• **Problem to solve**:
Across the entries below, determine how many lines include the word "Kotlin". State only the resulting number.

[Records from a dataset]
*****
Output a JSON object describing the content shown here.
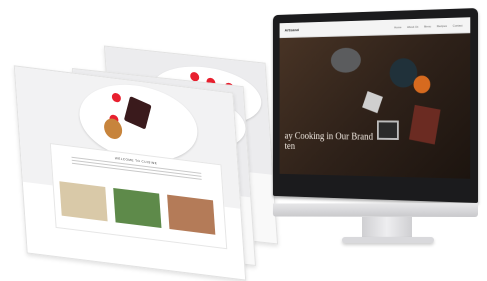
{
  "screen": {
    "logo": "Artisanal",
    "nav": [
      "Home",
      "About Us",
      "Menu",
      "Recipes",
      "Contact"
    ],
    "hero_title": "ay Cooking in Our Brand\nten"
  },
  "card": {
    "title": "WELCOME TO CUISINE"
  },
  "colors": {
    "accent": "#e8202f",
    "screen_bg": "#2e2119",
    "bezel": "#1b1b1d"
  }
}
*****
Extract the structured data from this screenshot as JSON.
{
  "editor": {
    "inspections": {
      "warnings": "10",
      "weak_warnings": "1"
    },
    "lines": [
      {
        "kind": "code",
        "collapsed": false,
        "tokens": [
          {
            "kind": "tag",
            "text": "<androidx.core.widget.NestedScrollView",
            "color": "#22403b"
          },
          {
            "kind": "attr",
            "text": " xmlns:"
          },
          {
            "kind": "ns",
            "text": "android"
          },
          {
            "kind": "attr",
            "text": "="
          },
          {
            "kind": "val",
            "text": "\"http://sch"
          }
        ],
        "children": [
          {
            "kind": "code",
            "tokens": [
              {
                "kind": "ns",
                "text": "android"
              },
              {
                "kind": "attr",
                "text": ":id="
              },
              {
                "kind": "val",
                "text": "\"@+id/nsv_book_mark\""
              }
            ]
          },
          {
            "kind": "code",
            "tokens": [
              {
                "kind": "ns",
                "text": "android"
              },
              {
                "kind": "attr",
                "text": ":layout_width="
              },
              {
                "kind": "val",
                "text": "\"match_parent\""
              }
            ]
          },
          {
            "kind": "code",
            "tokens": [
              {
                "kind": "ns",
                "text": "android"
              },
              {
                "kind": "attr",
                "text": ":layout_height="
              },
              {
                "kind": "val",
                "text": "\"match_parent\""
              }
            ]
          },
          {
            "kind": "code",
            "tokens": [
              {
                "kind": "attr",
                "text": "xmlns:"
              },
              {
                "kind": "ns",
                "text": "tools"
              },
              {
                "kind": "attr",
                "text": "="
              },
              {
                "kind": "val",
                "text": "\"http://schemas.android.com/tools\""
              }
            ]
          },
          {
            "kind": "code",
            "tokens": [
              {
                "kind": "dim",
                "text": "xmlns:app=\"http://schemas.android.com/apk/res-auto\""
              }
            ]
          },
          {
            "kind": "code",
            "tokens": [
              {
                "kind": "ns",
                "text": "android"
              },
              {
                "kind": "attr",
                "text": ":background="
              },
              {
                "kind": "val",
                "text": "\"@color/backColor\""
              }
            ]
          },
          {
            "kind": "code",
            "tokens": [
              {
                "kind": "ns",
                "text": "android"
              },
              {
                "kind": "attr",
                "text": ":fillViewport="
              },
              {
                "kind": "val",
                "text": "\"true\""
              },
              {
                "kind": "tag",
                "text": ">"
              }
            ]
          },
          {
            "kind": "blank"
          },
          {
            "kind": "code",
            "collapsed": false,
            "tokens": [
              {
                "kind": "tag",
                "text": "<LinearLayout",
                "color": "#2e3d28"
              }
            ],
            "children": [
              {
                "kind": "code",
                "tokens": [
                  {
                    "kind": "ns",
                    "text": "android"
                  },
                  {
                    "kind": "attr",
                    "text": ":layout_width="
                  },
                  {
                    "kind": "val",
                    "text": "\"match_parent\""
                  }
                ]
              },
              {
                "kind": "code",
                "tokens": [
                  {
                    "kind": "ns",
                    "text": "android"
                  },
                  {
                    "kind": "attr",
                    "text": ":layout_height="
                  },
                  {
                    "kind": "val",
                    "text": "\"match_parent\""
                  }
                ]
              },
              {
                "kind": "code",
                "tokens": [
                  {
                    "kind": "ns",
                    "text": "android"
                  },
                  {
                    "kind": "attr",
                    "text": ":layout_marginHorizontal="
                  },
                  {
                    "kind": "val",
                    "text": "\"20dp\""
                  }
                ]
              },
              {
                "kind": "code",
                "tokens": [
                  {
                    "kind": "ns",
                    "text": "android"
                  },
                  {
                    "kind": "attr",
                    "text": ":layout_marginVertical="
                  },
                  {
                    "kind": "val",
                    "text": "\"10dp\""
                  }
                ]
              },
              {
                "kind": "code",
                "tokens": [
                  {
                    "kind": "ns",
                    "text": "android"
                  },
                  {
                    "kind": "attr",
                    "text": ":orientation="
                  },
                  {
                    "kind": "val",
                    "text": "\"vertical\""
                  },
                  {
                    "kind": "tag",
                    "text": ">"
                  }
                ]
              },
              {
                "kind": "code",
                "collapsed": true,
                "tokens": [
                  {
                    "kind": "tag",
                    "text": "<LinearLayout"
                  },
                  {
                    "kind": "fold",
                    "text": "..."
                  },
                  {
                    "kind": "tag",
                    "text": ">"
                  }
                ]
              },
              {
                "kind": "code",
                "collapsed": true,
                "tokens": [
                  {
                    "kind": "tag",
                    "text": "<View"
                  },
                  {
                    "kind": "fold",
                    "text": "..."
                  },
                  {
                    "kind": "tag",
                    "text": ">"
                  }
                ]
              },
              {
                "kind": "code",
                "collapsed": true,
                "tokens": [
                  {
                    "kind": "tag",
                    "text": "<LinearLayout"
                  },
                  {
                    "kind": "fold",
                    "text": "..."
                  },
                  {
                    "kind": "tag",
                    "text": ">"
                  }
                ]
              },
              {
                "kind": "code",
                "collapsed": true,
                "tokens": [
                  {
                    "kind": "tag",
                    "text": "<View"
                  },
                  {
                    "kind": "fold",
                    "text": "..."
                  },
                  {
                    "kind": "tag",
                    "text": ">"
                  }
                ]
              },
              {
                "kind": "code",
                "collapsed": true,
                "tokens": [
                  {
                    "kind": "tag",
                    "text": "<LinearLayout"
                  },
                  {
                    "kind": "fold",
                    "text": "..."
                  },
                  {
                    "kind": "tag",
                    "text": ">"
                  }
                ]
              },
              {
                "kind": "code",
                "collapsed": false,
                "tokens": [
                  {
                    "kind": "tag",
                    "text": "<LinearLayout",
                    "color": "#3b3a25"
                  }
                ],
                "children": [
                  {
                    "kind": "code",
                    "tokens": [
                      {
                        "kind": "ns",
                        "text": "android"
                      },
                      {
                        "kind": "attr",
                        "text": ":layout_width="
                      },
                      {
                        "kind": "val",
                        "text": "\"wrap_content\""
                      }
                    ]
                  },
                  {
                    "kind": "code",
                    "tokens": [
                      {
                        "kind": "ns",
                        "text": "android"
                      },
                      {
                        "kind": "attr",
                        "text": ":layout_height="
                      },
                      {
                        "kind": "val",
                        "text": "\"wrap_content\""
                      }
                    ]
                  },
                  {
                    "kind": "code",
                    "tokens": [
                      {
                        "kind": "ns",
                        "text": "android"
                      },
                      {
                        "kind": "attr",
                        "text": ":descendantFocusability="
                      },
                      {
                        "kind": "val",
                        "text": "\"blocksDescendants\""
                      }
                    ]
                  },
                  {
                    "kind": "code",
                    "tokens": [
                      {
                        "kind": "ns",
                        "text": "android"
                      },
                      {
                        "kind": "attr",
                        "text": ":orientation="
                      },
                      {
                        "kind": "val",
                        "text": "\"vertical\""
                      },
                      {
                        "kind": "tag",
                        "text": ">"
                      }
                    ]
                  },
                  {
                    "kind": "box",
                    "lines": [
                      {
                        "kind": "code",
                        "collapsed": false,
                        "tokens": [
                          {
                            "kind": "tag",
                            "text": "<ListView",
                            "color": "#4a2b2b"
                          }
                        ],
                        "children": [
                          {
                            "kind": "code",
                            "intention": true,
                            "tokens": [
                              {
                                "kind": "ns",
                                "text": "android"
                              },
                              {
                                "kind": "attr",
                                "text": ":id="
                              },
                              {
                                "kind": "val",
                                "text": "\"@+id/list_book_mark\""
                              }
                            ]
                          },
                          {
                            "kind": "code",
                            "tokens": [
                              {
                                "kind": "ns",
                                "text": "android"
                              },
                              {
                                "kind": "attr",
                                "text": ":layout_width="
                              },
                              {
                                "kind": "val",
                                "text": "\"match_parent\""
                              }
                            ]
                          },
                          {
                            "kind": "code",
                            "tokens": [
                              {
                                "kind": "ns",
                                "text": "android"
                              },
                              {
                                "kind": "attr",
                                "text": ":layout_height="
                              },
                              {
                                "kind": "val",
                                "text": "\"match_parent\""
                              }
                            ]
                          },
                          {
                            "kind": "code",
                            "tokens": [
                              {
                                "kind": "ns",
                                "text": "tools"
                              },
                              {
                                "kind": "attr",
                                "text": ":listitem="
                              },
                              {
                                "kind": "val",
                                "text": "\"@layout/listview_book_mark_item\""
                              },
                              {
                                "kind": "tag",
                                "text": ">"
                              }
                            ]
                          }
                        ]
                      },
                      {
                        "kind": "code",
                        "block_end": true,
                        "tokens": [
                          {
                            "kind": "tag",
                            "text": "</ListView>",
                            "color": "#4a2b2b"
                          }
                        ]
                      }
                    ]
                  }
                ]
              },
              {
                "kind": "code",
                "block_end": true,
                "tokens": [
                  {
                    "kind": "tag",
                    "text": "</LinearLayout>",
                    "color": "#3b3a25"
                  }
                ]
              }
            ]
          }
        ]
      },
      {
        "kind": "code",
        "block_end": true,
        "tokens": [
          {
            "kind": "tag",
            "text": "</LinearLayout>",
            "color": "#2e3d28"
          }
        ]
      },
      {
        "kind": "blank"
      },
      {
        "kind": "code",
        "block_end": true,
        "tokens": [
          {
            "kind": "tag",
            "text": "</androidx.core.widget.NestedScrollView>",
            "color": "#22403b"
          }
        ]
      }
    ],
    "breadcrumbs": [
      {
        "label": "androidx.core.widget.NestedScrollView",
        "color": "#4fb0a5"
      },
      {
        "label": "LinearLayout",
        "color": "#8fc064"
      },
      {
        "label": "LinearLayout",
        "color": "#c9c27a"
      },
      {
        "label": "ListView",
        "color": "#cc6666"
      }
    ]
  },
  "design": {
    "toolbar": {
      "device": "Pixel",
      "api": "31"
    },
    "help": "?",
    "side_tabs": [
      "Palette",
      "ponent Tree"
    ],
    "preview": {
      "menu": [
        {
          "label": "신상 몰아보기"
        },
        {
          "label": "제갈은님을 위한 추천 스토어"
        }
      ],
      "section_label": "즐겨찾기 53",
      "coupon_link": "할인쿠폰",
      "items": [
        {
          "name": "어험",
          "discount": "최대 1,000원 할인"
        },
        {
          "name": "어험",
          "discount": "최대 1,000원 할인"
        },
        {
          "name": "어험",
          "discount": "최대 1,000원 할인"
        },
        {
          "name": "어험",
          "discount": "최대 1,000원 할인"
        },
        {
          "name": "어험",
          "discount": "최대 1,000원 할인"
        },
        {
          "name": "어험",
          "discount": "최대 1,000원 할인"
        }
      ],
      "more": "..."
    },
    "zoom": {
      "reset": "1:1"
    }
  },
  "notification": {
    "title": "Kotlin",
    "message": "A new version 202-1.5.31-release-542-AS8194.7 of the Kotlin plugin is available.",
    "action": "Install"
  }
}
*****
• **The answer**:
2